There are few things in life that can described as transformative; a single event that clearly changes you and the course of everything likely to follow, both personally and professionally.
I just experienced such an event and what you are reading is a manifestation of its impact on me, as well as my last project requirement. And, while it does not exactly meet the precise guidelines of what it is I should be doing, it will more than meet its intent.
This started years ago with Seth Godin, a best-selling author, seminar facilitator, teacher and blogger. I started reading Seth’s work more than a decade ago. When I was at the shop and tried to be in the office an hour before we “officially” opened so I could “get things done,” the first thing I would do after I poured myself a cup of coffee was settle down, fire up the computer, head to my Inbox, and search for Seth’s blog.
The wisdom is irrefutable; to the point where I would often print a copy of whatever he had to say for that day and then distribute it to my manager and employees, and forward it to a laundry list of close friends and colleagues. That’s how I got my son Ryan hooked on Seth.

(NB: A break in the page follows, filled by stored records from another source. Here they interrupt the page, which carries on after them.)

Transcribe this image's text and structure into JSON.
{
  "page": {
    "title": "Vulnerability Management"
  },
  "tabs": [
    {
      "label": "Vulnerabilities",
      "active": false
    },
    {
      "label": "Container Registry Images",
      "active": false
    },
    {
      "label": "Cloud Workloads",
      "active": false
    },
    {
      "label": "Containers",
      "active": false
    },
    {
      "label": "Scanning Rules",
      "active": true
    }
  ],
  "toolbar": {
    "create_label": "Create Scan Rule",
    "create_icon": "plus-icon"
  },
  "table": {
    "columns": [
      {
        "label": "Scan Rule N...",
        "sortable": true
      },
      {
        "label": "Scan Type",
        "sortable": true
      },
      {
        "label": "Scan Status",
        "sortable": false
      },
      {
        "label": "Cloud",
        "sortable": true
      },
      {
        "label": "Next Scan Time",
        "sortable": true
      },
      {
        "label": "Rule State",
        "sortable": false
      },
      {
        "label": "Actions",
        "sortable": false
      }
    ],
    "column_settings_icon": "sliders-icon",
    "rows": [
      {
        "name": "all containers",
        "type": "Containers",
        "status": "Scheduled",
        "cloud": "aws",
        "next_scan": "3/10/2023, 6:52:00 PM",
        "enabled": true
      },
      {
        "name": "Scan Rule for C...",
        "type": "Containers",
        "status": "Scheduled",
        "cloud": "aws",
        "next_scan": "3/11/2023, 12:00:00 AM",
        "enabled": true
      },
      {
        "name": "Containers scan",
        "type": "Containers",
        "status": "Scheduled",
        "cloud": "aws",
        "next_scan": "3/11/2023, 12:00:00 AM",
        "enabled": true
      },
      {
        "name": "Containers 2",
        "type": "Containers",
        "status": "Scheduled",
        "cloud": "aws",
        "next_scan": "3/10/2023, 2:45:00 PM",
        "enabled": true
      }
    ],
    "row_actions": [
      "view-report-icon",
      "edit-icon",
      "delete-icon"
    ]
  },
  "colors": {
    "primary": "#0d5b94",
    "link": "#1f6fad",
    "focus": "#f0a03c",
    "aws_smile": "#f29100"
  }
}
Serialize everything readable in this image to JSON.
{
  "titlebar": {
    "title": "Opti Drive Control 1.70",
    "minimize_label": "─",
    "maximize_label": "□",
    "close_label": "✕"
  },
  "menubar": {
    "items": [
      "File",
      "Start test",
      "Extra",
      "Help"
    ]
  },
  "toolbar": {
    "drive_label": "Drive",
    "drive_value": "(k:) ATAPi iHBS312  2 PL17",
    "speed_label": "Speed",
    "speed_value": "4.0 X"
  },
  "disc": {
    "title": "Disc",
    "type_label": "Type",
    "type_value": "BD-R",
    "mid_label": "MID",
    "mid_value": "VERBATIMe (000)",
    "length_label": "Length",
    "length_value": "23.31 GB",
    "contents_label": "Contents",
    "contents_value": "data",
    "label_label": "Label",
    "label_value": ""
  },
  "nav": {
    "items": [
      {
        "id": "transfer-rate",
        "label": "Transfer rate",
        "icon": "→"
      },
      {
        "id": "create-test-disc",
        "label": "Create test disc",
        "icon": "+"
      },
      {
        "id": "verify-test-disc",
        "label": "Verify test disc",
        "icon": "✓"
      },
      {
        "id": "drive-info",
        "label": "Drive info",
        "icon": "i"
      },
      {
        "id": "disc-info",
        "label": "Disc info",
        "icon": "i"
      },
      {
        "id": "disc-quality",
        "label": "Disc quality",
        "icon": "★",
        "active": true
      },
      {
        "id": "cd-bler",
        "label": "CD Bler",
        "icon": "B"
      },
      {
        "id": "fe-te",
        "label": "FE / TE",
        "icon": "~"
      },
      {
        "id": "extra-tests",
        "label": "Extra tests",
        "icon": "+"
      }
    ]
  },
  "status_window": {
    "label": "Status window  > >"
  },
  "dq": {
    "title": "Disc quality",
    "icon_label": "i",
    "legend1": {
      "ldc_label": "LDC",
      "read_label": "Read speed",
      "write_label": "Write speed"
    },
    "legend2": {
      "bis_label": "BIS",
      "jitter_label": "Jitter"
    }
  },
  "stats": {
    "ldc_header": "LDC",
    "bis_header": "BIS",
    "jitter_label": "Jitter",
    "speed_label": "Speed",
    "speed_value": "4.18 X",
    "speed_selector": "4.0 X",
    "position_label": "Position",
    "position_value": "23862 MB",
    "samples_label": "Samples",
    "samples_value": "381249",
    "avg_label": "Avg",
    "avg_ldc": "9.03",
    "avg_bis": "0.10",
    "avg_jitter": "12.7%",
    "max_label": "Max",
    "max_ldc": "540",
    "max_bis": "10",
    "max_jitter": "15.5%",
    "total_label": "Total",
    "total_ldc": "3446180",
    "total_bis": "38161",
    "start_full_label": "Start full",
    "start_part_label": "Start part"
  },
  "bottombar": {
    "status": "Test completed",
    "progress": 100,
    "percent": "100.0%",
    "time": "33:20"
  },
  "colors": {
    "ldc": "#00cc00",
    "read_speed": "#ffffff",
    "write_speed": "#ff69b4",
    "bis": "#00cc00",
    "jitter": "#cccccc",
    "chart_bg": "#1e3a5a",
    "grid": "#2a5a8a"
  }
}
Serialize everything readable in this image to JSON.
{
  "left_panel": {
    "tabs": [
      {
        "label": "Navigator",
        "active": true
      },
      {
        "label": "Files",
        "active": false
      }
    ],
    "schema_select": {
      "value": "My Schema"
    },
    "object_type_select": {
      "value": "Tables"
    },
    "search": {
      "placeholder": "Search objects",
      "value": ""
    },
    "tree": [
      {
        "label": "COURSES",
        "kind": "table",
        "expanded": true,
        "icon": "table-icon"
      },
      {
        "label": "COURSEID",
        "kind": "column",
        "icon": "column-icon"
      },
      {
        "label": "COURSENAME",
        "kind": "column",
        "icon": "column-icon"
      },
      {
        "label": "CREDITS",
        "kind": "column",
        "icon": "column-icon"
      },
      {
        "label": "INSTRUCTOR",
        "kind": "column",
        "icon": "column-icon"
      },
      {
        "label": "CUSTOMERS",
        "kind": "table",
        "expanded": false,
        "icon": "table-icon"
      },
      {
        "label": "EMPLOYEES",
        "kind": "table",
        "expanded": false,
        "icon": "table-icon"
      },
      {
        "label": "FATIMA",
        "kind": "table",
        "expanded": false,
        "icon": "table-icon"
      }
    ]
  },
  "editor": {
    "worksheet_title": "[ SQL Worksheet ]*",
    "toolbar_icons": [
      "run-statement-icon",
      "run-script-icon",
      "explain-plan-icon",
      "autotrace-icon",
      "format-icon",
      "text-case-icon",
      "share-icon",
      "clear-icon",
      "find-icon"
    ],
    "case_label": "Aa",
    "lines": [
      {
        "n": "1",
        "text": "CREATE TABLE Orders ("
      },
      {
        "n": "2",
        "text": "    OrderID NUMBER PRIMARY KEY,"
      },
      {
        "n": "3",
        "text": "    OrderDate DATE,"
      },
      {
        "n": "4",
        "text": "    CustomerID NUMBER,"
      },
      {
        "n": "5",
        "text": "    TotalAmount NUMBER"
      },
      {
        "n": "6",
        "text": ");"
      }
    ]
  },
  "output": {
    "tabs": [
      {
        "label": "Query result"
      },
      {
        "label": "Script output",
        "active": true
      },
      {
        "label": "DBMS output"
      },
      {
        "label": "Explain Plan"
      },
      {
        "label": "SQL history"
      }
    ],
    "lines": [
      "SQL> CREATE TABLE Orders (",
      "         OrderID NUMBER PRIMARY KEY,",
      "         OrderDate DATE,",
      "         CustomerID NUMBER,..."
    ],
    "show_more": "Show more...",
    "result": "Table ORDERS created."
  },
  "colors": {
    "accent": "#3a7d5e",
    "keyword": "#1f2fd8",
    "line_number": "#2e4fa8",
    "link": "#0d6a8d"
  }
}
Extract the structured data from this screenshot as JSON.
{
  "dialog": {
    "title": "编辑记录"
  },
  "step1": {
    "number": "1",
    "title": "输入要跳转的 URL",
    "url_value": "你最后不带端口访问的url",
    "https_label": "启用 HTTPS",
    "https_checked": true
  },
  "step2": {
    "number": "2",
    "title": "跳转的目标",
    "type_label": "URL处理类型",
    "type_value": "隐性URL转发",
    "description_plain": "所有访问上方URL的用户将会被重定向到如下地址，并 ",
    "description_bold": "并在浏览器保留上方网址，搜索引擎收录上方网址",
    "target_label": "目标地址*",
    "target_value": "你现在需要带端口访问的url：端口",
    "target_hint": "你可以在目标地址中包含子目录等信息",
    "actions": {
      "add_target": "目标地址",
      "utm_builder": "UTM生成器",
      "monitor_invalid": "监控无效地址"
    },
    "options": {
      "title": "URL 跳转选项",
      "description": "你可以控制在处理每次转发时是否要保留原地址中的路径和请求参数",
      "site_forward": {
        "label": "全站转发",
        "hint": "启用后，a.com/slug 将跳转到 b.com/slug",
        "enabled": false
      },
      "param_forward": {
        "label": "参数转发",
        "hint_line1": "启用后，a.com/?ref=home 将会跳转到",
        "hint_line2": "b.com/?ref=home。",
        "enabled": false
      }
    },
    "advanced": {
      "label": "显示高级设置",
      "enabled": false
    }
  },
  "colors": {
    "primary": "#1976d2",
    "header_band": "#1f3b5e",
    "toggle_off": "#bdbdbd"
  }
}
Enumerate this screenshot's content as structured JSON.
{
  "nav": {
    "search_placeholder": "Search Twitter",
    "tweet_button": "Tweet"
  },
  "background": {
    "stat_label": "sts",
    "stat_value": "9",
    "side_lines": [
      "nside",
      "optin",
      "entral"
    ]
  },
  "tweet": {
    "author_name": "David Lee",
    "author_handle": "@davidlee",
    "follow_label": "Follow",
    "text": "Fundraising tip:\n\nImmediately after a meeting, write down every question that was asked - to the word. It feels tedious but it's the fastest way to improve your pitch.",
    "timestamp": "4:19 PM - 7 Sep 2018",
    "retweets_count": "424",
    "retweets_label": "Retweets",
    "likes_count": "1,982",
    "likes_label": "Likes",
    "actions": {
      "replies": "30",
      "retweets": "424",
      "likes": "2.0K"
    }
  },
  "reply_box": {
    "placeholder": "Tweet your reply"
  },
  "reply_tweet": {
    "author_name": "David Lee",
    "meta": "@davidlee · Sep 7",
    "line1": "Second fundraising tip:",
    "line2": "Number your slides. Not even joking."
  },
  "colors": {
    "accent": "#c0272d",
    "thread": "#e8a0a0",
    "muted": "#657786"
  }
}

Godin has created a living, learning experience far different from anything else that’s out there. He calls it the altMBA Program and that’s precisely what it is: a four-week, intense and immersive alternative to a conventional masters in business administration. But this isn’t about the program’s potential to change the way learning occurs or the impact it can, and should, have. It’s about the last project requirement, which is to “run a live event to teach others what you’ve learned in altMBA.” It should include 10 or 12 individuals to show them how what you’ve learned “represents a different posture, a different way of thinking.”
I thought about doing that. But, then it occurred to me that you are my closest colleagues, the people I feel most comfortable with, and that sharing this with just a few of you would not be as important or effective as sharing it with all of you.
So, what I’m going to do is pull out a few of the critically important pieces of this program.
But, first: This is not a commercial for Seth Godin or the altMBA. You don’t have to participate in the program to be exposed to these principles. They are now an integral part of my DNA and as such, it’s likely you will find yourselves exposed to them as we share the future of our industry together.
I would like to introduce you to just a few of the altMBA’s core principles: persona, worldview, assets, boundaries, narratives, the business model canvas, decision mapping, the fact we’re all irrational, the theory of constraints, and sunk costs.
The idea of a persona is not new, nor is it particularly difficult to understand. It is simply the aspect of someone’s character that is either projected or perceived by others. You have a distinct and precisely defined persona, carefully crafted for your world at the shop (I did). And, you have another distinct and different persona reserved for your family and friends. But, how often do you consider the persona of your customers or clients and how your persona could and probably should complement theirs?
You have a worldview, as well. It is the way you see the world. It is, more than likely, a product of years of experience as a technician, a businessman, a husband, a father and a friend. Your clients bring their own unique concept of the world as they perceive it with them and whether you know or understand it, your success depends upon how your worldview and the worldview of your clients coincide.
You have a narrative; the story you tell yourself, the story you would like those around you to know and understand, just as each of your clients has a narrative they bring with them each time they visit the shop.
Both you and your clients have boundaries––both real and imagined––that constrain you.
You have assets, probably more than you can see, that are waiting to be utilized.
And, every one of us has fallen prey to the lure of chasing sunk costs, a cost that has already been experienced and can never be recovered, and the potentially catastrophic decisions that follow.
Every one of these concepts can and often does play a significant, although often hidden, role in our professional lives. Understanding them and making them work for you, instead of allowing them to work against you, is critical to success and it’s likely we’ll explore all of them over time as we move forward.